### THE TASK
For the entries below, how many lines include the word "this"? Give the figure and nothing more.

□ □ □ □ □

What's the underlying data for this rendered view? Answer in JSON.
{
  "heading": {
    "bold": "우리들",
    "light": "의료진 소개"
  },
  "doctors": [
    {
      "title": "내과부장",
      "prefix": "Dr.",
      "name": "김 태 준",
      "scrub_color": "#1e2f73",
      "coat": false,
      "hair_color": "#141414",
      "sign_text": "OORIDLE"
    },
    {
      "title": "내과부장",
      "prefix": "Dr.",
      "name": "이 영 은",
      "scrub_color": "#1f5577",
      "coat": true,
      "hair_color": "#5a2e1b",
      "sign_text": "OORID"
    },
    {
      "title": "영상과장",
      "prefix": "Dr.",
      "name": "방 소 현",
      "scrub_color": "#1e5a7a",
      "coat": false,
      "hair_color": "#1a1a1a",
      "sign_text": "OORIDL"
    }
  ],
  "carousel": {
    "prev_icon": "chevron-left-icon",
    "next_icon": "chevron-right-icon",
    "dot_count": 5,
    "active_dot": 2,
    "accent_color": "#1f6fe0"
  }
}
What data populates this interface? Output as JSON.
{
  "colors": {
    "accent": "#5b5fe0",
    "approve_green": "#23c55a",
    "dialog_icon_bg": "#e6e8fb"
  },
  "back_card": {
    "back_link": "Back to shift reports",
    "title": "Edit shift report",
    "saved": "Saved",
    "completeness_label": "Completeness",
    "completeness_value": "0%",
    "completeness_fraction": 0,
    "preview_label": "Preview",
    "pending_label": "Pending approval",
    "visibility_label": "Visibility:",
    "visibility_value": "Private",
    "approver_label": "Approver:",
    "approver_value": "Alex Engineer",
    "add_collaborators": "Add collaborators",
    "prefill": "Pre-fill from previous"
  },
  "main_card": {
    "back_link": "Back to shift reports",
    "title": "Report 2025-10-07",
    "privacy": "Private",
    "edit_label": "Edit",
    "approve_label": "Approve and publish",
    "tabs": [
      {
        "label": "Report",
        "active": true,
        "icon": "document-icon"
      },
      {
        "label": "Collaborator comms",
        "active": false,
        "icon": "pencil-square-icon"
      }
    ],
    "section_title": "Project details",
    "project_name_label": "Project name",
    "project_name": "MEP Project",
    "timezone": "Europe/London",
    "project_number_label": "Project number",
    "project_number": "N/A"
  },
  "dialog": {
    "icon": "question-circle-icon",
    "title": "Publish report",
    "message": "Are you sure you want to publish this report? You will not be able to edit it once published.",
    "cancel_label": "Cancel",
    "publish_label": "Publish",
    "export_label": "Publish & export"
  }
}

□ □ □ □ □

### ANSWER BELOW
3